“Sated is the hottest new restaurant in The City, currying rave reviews from influential food publications and diners alike, not just for its food, which is personally prepared by internationally renowned chef and television host Juan Maures of the three Michelin-starred Maurade in San Sebastian, but also for its philanthropy. Sated donates one percent of each $2,500 reservation to Bread for Bairns, the UK-based humanitarian organization that dates back to the late-1800s when it was a Rhodesian division of the British South Africa Company. But Sated takes its dining experience even a step further. While eating, the diner can choose to watch his/her/their beneficiary dine live on a tablet.
“I was lucky enough to experience this myself (on The City Times company dime, of course), and for ten courses of Maures’s exquisite signature dishes such as duck confit a la orange, quail eggs that taste like salmon roe, and the sustainable and organic lemur en gelee, I watched Mebane, a seven-year-old boy from Dhaka eat a bowl of rice pudding, which he told me was his first meal of the week and was so plentiful that he almost immediately darted off-screen to use what appeared to be an outhouse.”

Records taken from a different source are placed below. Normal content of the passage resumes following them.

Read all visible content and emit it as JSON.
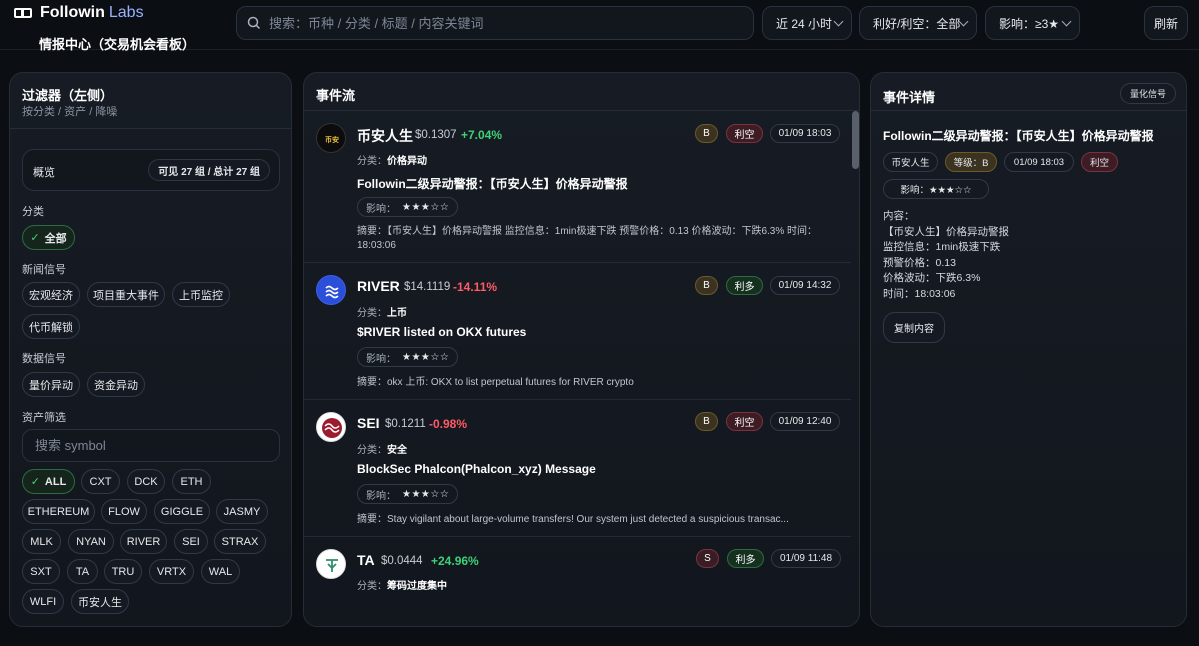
{
  "header": {
    "brand": "Followin",
    "brand_suffix": "Labs",
    "subtitle": "情报中心（交易机会看板）",
    "search_placeholder": "搜索：币种 / 分类 / 标题 / 内容关键词",
    "time_filter": "近 24 小时",
    "sentiment_filter": "利好/利空：全部",
    "impact_filter": "影响：≥3★",
    "refresh_label": "刷新"
  },
  "filters": {
    "title": "过滤器（左侧）",
    "subtitle": "按分类 / 资产 / 降噪",
    "overview_label": "概览",
    "overview_count": "可见 27 组 / 总计 27 组",
    "category_label": "分类",
    "category_all": "全部",
    "news_label": "新闻信号",
    "news_items": [
      "宏观经济",
      "项目重大事件",
      "上币监控",
      "代币解锁"
    ],
    "data_label": "数据信号",
    "data_items": [
      "量价异动",
      "资金异动"
    ],
    "asset_label": "资产筛选",
    "symbol_placeholder": "搜索 symbol",
    "assets": [
      "ALL",
      "CXT",
      "DCK",
      "ETH",
      "ETHEREUM",
      "FLOW",
      "GIGGLE",
      "JASMY",
      "MLK",
      "NYAN",
      "RIVER",
      "SEI",
      "STRAX",
      "SXT",
      "TA",
      "TRU",
      "VRTX",
      "WAL",
      "WLFI",
      "币安人生"
    ]
  },
  "feed": {
    "title": "事件流",
    "events": [
      {
        "symbol": "币安人生",
        "price": "$0.1307",
        "change": "+7.04%",
        "direction": "up",
        "grade": "B",
        "sentiment": "利空",
        "sentiment_type": "bear",
        "time": "01/09 18:03",
        "category_label": "分类：",
        "category": "价格异动",
        "title": "Followin二级异动警报：【币安人生】价格异动警报",
        "impact_label": "影响：",
        "stars": "★★★☆☆",
        "summary": "摘要：【币安人生】价格异动警报 监控信息：1min极速下跌 预警价格：0.13 价格波动：下跌6.3% 时间：18:03:06"
      },
      {
        "symbol": "RIVER",
        "price": "$14.1119",
        "change": "-14.11%",
        "direction": "down",
        "grade": "B",
        "sentiment": "利多",
        "sentiment_type": "bull",
        "time": "01/09 14:32",
        "category_label": "分类：",
        "category": "上币",
        "title": "$RIVER listed on OKX futures",
        "impact_label": "影响：",
        "stars": "★★★☆☆",
        "summary": "摘要：okx 上币: OKX to list perpetual futures for RIVER crypto"
      },
      {
        "symbol": "SEI",
        "price": "$0.1211",
        "change": "-0.98%",
        "direction": "down",
        "grade": "B",
        "sentiment": "利空",
        "sentiment_type": "bear",
        "time": "01/09 12:40",
        "category_label": "分类：",
        "category": "安全",
        "title": "BlockSec Phalcon(Phalcon_xyz) Message",
        "impact_label": "影响：",
        "stars": "★★★☆☆",
        "summary": "摘要：Stay vigilant about large-volume transfers! Our system just detected a suspicious transac..."
      },
      {
        "symbol": "TA",
        "price": "$0.0444",
        "change": "+24.96%",
        "direction": "up",
        "grade": "S",
        "sentiment": "利多",
        "sentiment_type": "bull",
        "time": "01/09 11:48",
        "category_label": "分类：",
        "category": "筹码过度集中"
      }
    ]
  },
  "detail": {
    "title": "事件详情",
    "badge": "量化信号",
    "headline": "Followin二级异动警报：【币安人生】价格异动警报",
    "symbol": "币安人生",
    "grade": "等级：B",
    "time": "01/09 18:03",
    "sentiment": "利空",
    "impact": "影响：★★★☆☆",
    "content_label": "内容：",
    "content_lines": [
      "【币安人生】价格异动警报",
      "监控信息：1min极速下跌",
      "预警价格：0.13",
      "价格波动：下跌6.3%",
      "时间：18:03:06"
    ],
    "copy_label": "复制内容"
  },
  "colors": {
    "bg": "#0b0e13",
    "up": "#3ed177",
    "down": "#ff5a66",
    "bull_chip": "#16301f",
    "bear_chip": "#3d1c24"
  }
}
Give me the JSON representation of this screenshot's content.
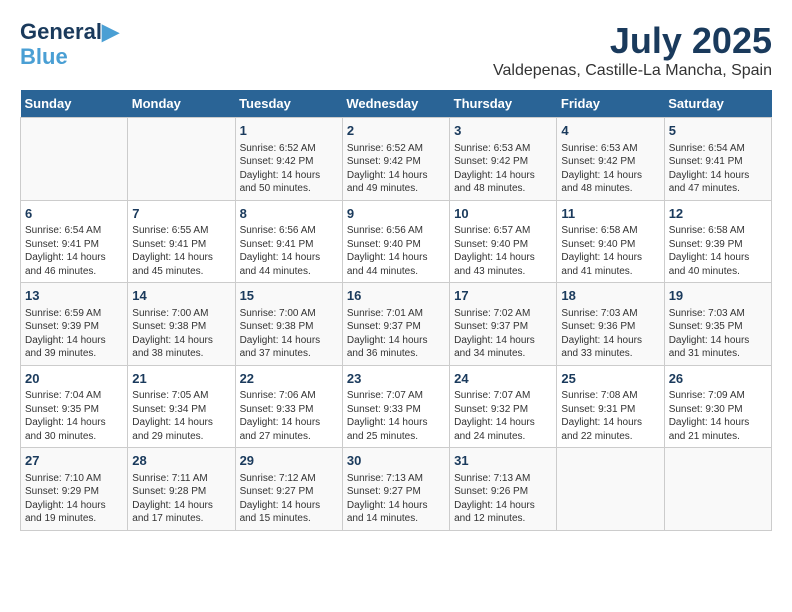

“Last year, Leland Cheuk, one of the editors of Newfound, wrote to me accepting one my short stories for publication. My story is dedicated to the New York Mills Art Cultural Center where I was an artist in residence in 2014. There, Leland was also an artist in residence in 2011. It was merely a beautiful coincidence. I was curious about my editor: I checked his website, read some of his interviews and I saw his picture. Leland lives in Brooklyn so do I. Another coincidence, I thought. Then, after I read Letters from Dinosaurs, his latest book I concluded with certainty, ‘this guy has a lot more in common with me than I thought.’ It was beyond my short story; it was beyond his experience at the NYM Cultural Center. Maybe, it is his keen observations and his characters in odd painful, situations that resembles my life. Sometimes, I feel that the opening story, ‘A Letter from a Dinosaur,’ is signed by my own brother to one of his children, or even worse I’m both the writer and the recipient. Leland, thank you for putting together this collection, and let me tell, you sometimes in the subway I looked around for you and I have probably seen you more than once in all of us.”
“Independent presses are a lifeline in the publishing world. At a time when large publishing houses are merging into even larger conglomerates, writers may feel like finding a home for their work requires a very specific, and at times corporate, mindset. But indies show that there’s another way. Via contests, open calls for submissions (for agented and unagented writers), and targeted requests, independent presses provide an alternate arena, making publishing more of a reality for marginalized artists and those with unique voices and writing styles. Plus, they’re getting more and more recognition. This year Graywolf Press had several titles as finalists or longlisted for the National Book Award. Paul Harding’s Pulitzer winning book Tinkers was published by a university aligned press (Bellevue Literary).
Rosalie Morales Kearns, Leland Cheuk, and Laura Stanfill are indie publishers seeking to add to the publishing landscape in unique ways that speak to their own experiences and beliefs. I spoke with them about the missions of their presses, the challenges they face, and what authors and publishers should take into account about the business.
Jennifer Baker: In a world full of presses, why did you decide to create yours and what stands out about it that you saw lacking in the marketplace?”